We know that obesity can lead to a range of conditions. In fact, if not treated, it can be life-threatening. This is what surgeons and medical professionals look at when they assess whether or not someone is a suitable candidate for a gastric sleeve or not. Specifically, they look to answer three questions.

  1. Will A Gastric Sleeve Lead to Significant Weight Loss?

This can always be answered simply – yes. Bariatric surgery leads to more weight loss than any other form of treatment. For weight loss surgery to be seen as successful, people have to lose at least 50% of their excess weight, and they must be able to maintain this for five years. By those standards, weight loss surgery is incredibly successful:

  1. After five years, people hold an average weight loss of between 45% and 75% with a gastric bypass.
  2. After five years, people hold an average weight loss of between 40% and 60% with a vertical banded gastroplasty.

Various studies have also shown that 96% of patients maintain their 50% weight loss after 14 years.

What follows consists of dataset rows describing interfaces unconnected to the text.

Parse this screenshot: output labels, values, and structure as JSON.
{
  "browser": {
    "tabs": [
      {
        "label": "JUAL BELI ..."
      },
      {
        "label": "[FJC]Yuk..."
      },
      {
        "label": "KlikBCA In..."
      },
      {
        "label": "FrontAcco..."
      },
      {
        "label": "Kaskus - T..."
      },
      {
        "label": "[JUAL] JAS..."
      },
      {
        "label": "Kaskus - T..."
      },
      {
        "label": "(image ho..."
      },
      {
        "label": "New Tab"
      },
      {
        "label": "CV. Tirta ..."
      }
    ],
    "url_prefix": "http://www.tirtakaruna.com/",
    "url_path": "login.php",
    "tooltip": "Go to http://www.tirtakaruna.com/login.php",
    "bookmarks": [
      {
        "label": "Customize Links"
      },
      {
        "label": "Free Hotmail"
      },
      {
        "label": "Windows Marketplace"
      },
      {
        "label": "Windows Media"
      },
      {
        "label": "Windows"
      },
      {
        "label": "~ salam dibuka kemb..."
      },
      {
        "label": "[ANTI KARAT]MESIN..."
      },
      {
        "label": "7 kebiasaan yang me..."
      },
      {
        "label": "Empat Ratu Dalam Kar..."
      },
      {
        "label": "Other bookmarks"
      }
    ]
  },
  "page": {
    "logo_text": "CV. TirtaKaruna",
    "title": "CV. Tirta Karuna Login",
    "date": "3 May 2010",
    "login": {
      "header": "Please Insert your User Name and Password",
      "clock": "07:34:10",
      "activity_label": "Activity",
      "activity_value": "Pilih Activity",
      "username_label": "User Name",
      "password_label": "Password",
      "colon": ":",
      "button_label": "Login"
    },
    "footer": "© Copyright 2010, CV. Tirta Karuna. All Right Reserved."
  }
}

Compare this to studies of people who have lost weight without surgery, using instead behavior modification, obesity medication, exercise, and diet, the average weight loss was just three pounds over a four year period.

  1. Will A Gastric Sleeve Lead to Health Benefits?

Again, this can be answered with a wholehearted yes. According to the IFSO (International Federation for the Surgery of Obesity), a number of health benefits are experience consistently in patients who have had a gastric sleeve or other form of gastric surgery. These benefits include:

Slim waist with a tape measure around it

  • Longer lives.
  • Lower chance of premature death.
  • A cure for hypertension in 50% of patients.
  • Visible improvements in levels of blood fats and bad cholesterol.
  • Lower chance of heart disease.
  • A cure for type 2 diabetes in 80% of patients.
  • Significant reductions in insulin resistance, hyperinsulimia, and hyperglycemia.
  • A cure for obstructive sleep apnea in 75% of patients.
  • A relief for shortness of breath in 75% to 80% of patients.
  • A significant reduction in asthma attacks, particularly if these are caused by gastroesophageal reflux disease.
  • A significant reduction in conditions such as urinary incontinence, heartburn, arthritis, and lower back pain.
  • A lower chance of developing lower limb venous disorders.
  1. What Are the Associated Health Risks?

Finally, surgeons must consider the health risks associated with a gastric sleeve. While the health benefits are very obvious, it is important that they outweigh the associated risks and, as with any surgical procedure, risks do exist. In fact, there are three main categories of risks that patients must be aware of, being:

  1. Complications during surgery. All surgical procedures carry a certain amount of risk. The chance of them developing complications depends on the quality of the services in the operating room, the experience of the anesthesiologist, the experience of the surgeon, and the condition of the patient.
  2. Premature death, which happens in between 1% and 2.5% of weight loss surgery.
  3. Post-operative health risks. The exact risks depend on the procedure that has been completed, and the overall physical health and wellbeing of the patient.